Decidual natural killer cells (dNK), the largest population of leukocytes at the maternal–fetal interface, have low cytotoxicity. They are believed to facilitate invasion of fetal HLA-G+ extravillous trophoblasts (EVT) into maternal tissues, essential for establishment of healthy pregnancies. dNK interaction with EVT leads to trogocytosis that acquires and internalizes HLA-G of EVT. dNK surface HLA-G was reacquired by incubation with EVT's. Activation of dNK by cytokines and/or viral products resulted in the disappearance of internalized HLA-G and restoration of cytotoxicity. Thus, the cycle provides both for NK tolerance and antiviral immune function by dNK.
A remote enhancer L, essential for HLA-G expression in EVT, describes the basis for its selective immune tolerance at the maternal–fetal interface. Found only in genomes that lack a functional HLA-G classical promoter it raises the possibility that a retroviral element was co-opted during evolution to function in trophoblast-specific tolerogenic HLA/MHC expression. CEBP and GATA regulate EVT expression of HLA-G through enhancer L isoforms.

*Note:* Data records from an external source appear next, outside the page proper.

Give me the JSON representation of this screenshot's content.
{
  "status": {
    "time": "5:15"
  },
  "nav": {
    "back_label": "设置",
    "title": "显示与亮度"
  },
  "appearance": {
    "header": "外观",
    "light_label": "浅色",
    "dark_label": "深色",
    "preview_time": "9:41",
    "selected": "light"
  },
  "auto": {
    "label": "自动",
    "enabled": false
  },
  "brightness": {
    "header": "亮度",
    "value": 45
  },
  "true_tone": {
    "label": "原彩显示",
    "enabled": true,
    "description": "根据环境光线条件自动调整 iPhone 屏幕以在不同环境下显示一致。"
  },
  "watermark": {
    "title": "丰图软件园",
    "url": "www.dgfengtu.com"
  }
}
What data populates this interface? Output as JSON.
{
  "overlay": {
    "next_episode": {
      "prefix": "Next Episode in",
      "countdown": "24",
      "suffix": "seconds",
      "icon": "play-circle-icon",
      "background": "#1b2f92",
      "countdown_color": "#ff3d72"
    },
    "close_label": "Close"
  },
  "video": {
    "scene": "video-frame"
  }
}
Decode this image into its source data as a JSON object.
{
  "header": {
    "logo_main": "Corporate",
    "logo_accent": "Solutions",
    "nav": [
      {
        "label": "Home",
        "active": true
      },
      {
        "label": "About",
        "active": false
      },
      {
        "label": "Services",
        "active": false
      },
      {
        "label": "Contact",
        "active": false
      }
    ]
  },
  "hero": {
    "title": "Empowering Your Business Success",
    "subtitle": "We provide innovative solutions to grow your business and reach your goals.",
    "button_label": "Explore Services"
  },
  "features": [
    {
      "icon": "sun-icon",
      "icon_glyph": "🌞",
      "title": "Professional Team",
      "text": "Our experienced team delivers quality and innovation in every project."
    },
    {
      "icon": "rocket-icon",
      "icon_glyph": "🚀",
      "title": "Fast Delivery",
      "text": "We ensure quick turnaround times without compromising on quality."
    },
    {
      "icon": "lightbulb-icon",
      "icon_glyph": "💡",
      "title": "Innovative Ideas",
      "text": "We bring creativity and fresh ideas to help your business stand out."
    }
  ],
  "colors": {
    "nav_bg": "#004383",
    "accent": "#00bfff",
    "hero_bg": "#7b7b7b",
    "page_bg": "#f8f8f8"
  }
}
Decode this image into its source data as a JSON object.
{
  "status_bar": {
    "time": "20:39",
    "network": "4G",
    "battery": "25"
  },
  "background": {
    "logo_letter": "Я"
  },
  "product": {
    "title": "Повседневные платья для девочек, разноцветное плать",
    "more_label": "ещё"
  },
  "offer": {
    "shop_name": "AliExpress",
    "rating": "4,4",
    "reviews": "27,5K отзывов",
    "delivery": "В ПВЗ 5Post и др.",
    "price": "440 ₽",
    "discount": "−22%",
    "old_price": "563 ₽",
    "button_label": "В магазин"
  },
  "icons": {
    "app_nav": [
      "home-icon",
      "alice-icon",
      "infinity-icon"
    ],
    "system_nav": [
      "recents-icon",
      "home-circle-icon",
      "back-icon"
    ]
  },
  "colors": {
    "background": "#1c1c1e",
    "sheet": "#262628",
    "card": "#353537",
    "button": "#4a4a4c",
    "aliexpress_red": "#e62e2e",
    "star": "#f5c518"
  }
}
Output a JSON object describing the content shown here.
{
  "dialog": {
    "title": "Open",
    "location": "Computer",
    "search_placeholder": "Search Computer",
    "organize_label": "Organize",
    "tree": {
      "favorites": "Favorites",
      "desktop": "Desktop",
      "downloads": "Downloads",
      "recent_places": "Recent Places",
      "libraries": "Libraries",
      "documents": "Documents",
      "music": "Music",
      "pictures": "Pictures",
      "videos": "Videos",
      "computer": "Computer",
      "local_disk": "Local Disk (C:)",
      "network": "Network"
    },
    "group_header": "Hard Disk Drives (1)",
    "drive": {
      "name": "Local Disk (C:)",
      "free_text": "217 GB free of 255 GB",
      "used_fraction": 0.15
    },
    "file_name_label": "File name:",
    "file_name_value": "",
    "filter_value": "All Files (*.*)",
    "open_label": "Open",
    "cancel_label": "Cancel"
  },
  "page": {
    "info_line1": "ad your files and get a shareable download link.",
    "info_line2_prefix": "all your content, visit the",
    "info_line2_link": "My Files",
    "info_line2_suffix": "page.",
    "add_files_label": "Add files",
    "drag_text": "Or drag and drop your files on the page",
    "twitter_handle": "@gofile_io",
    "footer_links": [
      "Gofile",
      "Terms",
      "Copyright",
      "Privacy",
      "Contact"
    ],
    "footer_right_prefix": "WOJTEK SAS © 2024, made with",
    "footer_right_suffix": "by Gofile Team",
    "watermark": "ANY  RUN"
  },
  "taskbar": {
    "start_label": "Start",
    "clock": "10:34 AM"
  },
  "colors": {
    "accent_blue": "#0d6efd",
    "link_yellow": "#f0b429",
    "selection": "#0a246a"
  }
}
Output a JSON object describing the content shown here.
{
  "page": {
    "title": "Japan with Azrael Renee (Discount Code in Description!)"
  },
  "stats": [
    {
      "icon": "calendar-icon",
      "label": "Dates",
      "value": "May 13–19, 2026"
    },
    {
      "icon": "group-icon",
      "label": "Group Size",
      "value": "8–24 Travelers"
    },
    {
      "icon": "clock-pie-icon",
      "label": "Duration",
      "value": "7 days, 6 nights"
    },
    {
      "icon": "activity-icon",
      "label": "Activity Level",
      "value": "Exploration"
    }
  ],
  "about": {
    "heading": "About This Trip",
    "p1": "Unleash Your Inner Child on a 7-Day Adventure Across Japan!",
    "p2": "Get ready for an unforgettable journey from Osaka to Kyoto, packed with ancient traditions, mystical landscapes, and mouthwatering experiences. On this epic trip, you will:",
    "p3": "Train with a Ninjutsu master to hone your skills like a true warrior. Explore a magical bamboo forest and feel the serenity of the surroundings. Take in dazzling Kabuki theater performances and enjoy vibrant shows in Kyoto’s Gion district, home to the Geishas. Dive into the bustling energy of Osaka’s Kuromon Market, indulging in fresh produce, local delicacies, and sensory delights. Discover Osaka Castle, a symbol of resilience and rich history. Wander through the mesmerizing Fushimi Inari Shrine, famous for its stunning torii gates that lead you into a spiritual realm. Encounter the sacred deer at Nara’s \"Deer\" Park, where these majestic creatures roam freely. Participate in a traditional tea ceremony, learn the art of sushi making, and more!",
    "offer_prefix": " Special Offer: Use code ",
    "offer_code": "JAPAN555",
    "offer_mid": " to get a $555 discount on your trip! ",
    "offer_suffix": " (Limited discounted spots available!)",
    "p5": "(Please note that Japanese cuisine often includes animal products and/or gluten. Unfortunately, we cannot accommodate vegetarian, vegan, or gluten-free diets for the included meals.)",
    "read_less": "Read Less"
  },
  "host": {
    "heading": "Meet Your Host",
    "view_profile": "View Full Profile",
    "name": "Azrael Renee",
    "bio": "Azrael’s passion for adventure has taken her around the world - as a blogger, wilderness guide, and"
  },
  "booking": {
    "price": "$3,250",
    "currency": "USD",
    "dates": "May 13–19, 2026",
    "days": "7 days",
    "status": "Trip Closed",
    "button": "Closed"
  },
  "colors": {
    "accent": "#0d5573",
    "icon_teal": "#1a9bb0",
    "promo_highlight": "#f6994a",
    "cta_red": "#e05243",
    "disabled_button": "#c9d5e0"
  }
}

HLA-G1 is acquired by NK cells from tumor cells, within minutes, by activated, but not resting NK cells via trogocytosis. Once acquired, NK cells stop proliferating, are no longer cytotoxic and behave as suppressors of cytotoxic functions in nearby NK cells via the NK ILT2 (Mir-7) receptor. Mir-7 is a well researched intervention target in inflammatory diseases and belongs to a p53-dependent non-coding RNA network and MYC signaling circuit.
Cells that transcribe enhancer L isoforms and HLA-G, feed NK cells with HLA-G as an innate element for self determination, similar to the way EVT's restrain cytotoxicity of dNK. Then incoming, NK cells at the periphery of tumor microenvironments (TME) may promote vascular remodeling, as in the uterus during pregnancy, by acidifying the extracellular matrix with a2V that releases bound pro-angiogenic growth factors trapped in the extracellular matrix. After that these incoming NK cells succumb to the influence of Mir-7 resulting in low cytotoxic, inactive NK in the TME.
Discovering resistant NK cells in the TME of a patient, for incubation, expansion and activation is a Codondex precision therapy objective based on p53 computations.